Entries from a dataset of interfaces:

· · · · ·

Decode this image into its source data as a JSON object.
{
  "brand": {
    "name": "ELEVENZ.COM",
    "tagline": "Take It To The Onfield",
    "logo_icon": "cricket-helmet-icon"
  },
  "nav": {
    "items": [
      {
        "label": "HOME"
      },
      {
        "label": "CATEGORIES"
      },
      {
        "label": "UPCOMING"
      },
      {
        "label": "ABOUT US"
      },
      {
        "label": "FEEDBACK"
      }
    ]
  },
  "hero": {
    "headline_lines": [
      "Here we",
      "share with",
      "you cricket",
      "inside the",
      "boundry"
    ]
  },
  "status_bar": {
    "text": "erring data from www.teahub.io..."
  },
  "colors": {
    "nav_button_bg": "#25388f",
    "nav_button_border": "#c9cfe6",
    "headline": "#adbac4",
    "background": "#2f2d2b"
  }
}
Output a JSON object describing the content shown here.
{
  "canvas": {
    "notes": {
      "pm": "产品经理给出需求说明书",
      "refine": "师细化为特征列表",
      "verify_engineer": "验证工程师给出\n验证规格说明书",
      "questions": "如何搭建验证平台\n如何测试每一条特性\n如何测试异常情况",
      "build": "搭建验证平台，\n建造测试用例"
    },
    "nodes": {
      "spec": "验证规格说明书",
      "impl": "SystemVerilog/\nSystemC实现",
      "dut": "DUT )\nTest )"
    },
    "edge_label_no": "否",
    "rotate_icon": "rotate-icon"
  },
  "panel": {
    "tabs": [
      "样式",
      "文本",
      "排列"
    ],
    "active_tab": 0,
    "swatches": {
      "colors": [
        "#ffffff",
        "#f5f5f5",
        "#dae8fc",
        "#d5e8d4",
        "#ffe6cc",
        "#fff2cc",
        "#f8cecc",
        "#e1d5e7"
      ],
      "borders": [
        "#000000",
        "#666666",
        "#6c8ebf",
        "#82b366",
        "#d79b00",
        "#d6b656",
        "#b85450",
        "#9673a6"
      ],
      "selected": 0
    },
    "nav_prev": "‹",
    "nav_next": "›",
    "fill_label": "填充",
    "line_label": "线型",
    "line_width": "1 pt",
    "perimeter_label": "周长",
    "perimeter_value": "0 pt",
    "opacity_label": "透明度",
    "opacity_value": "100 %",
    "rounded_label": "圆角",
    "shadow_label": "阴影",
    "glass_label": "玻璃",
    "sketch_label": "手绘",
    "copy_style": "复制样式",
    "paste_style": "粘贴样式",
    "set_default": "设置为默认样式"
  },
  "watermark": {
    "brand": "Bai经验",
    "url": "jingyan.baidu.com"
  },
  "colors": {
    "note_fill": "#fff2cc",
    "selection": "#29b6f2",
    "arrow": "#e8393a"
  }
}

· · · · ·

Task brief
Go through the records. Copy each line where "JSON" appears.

Your solution
Decode this image into its source data as a JSON object.
Output a JSON object describing the content shown here.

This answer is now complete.